> **RECORDED DATA**:
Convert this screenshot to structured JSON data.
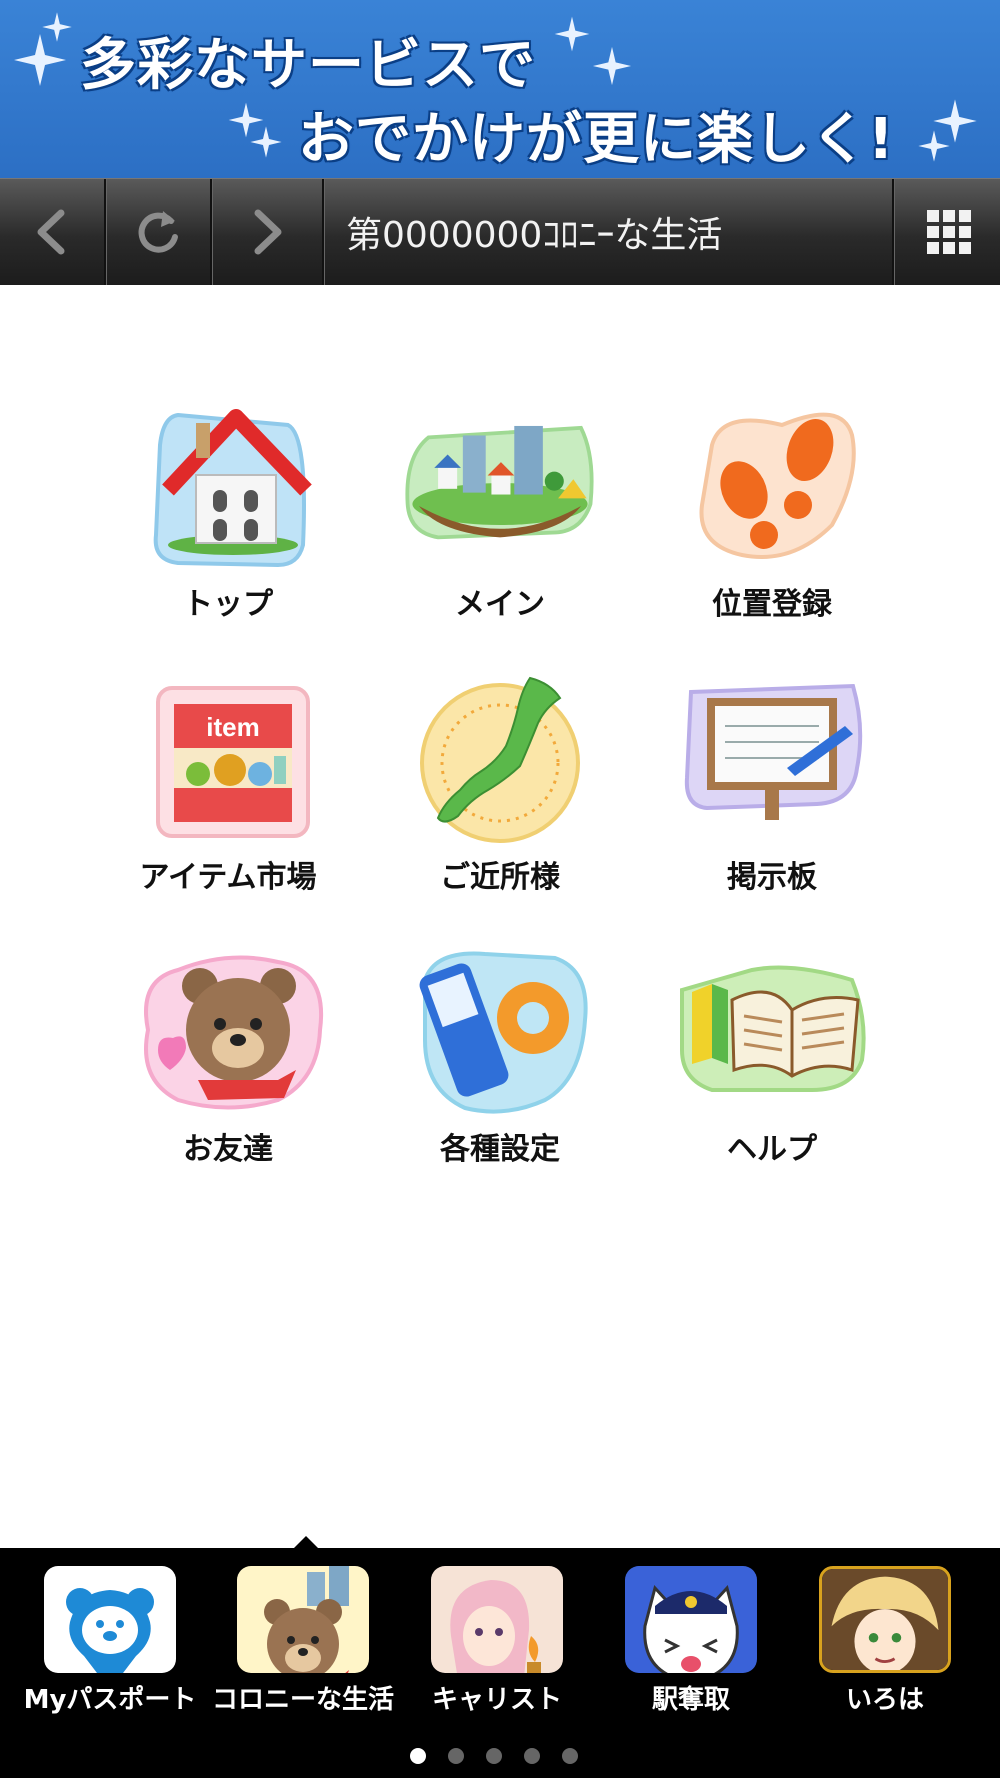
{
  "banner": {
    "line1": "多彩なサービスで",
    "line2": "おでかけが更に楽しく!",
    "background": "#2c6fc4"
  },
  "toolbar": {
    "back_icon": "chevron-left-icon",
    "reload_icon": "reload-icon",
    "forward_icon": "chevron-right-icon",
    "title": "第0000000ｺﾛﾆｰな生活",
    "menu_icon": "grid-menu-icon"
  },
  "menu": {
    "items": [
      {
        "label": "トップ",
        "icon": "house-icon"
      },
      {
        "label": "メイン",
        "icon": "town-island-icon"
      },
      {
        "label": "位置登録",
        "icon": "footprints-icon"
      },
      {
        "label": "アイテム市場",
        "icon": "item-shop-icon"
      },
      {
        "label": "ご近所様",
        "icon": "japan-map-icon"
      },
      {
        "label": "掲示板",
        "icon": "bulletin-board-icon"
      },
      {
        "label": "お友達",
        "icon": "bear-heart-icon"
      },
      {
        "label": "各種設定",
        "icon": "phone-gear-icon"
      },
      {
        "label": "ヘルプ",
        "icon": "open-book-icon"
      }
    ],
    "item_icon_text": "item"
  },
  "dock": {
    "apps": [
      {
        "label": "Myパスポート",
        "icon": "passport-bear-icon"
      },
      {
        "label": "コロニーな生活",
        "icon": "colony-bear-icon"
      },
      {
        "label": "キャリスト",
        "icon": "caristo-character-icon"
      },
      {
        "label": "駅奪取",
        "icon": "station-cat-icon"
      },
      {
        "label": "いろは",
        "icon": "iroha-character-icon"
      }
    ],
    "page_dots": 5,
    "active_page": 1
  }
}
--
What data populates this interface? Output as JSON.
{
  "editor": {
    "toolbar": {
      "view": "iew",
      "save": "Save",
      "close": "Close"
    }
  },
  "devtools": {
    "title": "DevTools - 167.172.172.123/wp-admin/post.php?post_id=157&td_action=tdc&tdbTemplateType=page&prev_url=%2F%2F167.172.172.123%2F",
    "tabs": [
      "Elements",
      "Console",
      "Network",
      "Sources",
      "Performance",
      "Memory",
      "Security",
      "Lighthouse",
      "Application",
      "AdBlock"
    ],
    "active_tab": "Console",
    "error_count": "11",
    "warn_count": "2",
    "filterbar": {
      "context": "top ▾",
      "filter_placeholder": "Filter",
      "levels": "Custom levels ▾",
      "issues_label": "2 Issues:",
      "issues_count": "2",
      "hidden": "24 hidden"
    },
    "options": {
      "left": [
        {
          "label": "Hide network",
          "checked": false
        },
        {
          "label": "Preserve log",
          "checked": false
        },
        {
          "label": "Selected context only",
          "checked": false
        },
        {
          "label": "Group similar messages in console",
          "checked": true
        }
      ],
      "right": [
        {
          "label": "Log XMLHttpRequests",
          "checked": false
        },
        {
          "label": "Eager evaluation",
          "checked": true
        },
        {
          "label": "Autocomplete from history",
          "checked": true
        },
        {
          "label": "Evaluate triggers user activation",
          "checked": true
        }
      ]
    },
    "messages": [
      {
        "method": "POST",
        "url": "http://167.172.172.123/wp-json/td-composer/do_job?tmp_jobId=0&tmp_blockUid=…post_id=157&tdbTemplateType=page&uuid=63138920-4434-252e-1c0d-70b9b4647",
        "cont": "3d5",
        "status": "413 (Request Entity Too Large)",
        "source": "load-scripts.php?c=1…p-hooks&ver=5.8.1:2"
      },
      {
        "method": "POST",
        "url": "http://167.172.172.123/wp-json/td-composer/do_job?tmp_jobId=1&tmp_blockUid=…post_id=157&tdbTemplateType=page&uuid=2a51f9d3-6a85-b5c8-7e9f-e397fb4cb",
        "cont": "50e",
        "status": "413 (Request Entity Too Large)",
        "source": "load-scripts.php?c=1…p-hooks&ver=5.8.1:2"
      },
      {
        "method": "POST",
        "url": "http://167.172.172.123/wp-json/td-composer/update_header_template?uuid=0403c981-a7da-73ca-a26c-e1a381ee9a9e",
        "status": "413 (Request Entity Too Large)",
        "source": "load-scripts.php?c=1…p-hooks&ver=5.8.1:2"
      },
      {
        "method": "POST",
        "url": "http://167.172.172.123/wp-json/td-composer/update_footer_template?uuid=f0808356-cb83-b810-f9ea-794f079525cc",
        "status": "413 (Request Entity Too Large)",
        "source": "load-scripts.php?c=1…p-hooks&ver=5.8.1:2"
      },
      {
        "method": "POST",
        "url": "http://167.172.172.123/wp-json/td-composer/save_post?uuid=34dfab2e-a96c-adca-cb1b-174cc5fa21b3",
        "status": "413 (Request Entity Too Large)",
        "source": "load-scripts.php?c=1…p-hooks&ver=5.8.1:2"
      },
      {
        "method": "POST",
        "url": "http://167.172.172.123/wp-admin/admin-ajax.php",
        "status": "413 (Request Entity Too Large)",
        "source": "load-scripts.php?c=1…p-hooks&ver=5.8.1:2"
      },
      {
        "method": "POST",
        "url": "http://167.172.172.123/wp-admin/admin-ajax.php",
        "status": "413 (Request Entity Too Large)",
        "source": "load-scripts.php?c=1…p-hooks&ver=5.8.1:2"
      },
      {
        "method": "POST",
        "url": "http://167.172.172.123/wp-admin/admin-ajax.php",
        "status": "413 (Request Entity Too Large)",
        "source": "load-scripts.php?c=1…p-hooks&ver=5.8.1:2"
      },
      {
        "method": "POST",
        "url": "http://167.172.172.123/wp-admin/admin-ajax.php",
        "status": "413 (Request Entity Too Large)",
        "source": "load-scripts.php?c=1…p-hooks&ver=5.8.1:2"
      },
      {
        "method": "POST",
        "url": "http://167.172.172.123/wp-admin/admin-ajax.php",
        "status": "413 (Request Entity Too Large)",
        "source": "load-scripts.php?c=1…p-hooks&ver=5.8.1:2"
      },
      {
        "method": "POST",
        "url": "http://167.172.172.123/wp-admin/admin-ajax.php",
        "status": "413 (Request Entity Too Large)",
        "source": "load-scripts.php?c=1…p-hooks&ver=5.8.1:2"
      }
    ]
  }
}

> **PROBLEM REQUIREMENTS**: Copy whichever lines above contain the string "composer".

> **EXERCISE RESULT**:
        "url": "http://167.172.172.123/wp-json/td-composer/do_job?tmp_jobId=0&tmp_blockUid=…post_id=157&tdbTemplateType=page&uuid=63138920-4434-252e-1c0d-70b9b4647",
        "url": "http://167.172.172.123/wp-json/td-composer/do_job?tmp_jobId=1&tmp_blockUid=…post_id=157&tdbTemplateType=page&uuid=2a51f9d3-6a85-b5c8-7e9f-e397fb4cb",
        "url": "http://167.172.172.123/wp-json/td-composer/update_header_template?uuid=0403c981-a7da-73ca-a26c-e1a381ee9a9e",
        "url": "http://167.172.172.123/wp-json/td-composer/update_footer_template?uuid=f0808356-cb83-b810-f9ea-794f079525cc",
        "url": "http://167.172.172.123/wp-json/td-composer/save_post?uuid=34dfab2e-a96c-adca-cb1b-174cc5fa21b3",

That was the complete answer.